A word-for-word repeat of all the data is the goal.

[Page and application data records]
--- START ---
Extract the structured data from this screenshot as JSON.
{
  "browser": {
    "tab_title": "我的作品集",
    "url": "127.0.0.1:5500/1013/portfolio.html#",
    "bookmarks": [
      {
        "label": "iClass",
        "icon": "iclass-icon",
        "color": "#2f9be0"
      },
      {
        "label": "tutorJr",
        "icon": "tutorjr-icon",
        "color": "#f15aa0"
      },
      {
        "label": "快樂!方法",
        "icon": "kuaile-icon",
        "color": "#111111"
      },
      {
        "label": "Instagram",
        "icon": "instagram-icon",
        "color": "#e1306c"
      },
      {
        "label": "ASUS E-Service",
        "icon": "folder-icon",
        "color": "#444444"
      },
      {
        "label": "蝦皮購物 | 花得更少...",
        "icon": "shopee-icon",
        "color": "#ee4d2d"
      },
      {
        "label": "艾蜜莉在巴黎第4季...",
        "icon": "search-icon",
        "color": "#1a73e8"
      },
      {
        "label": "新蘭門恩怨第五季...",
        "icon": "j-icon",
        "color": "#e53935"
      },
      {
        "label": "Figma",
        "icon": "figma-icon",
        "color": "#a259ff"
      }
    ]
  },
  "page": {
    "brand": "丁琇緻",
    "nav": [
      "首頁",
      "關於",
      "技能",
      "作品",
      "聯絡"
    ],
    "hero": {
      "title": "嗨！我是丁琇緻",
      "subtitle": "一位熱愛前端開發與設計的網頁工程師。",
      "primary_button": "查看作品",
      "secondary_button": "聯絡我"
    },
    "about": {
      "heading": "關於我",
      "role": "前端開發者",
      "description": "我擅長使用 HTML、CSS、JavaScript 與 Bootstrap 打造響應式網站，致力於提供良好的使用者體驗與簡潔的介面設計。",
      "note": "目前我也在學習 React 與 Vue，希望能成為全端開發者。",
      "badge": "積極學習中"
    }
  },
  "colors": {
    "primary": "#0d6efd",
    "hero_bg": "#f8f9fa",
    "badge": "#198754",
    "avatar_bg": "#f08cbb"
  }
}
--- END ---
» **Response area**:
Extract the structured data from this screenshot as JSON.
{
  "browser": {
    "tab_title": "我的作品集",
    "url": "127.0.0.1:5500/1013/portfolio.html#",
    "bookmarks": [
      {
        "label": "iClass",
        "icon": "iclass-icon",
        "color": "#2f9be0"
      },
      {
        "label": "tutorJr",
        "icon": "tutorjr-icon",
        "color": "#f15aa0"
      },
      {
        "label": "快樂!方法",
        "icon": "kuaile-icon",
        "color": "#111111"
      },
      {
        "label": "Instagram",
        "icon": "instagram-icon",
        "color": "#e1306c"
      },
      {
        "label": "ASUS E-Service",
        "icon": "folder-icon",
        "color": "#444444"
      },
      {
        "label": "蝦皮購物 | 花得更少...",
        "icon": "shopee-icon",
        "color": "#ee4d2d"
      },
      {
        "label": "艾蜜莉在巴黎第4季...",
        "icon": "search-icon",
        "color": "#1a73e8"
      },
      {
        "label": "新蘭門恩怨第五季...",
        "icon": "j-icon",
        "color": "#e53935"
      },
      {
        "label": "Figma",
        "icon": "figma-icon",
        "color": "#a259ff"
      }
    ]
  },
  "page": {
    "brand": "丁琇緻",
    "nav": [
      "首頁",
      "關於",
      "技能",
      "作品",
      "聯絡"
    ],
    "hero": {
      "title": "嗨！我是丁琇緻",
      "subtitle": "一位熱愛前端開發與設計的網頁工程師。",
      "primary_button": "查看作品",
      "secondary_button": "聯絡我"
    },
    "about": {
      "heading": "關於我",
      "role": "前端開發者",
      "description": "我擅長使用 HTML、CSS、JavaScript 與 Bootstrap 打造響應式網站，致力於提供良好的使用者體驗與簡潔的介面設計。",
      "note": "目前我也在學習 React 與 Vue，希望能成為全端開發者。",
      "badge": "積極學習中"
    }
  },
  "colors": {
    "primary": "#0d6efd",
    "hero_bg": "#f8f9fa",
    "badge": "#198754",
    "avatar_bg": "#f08cbb"
  }
}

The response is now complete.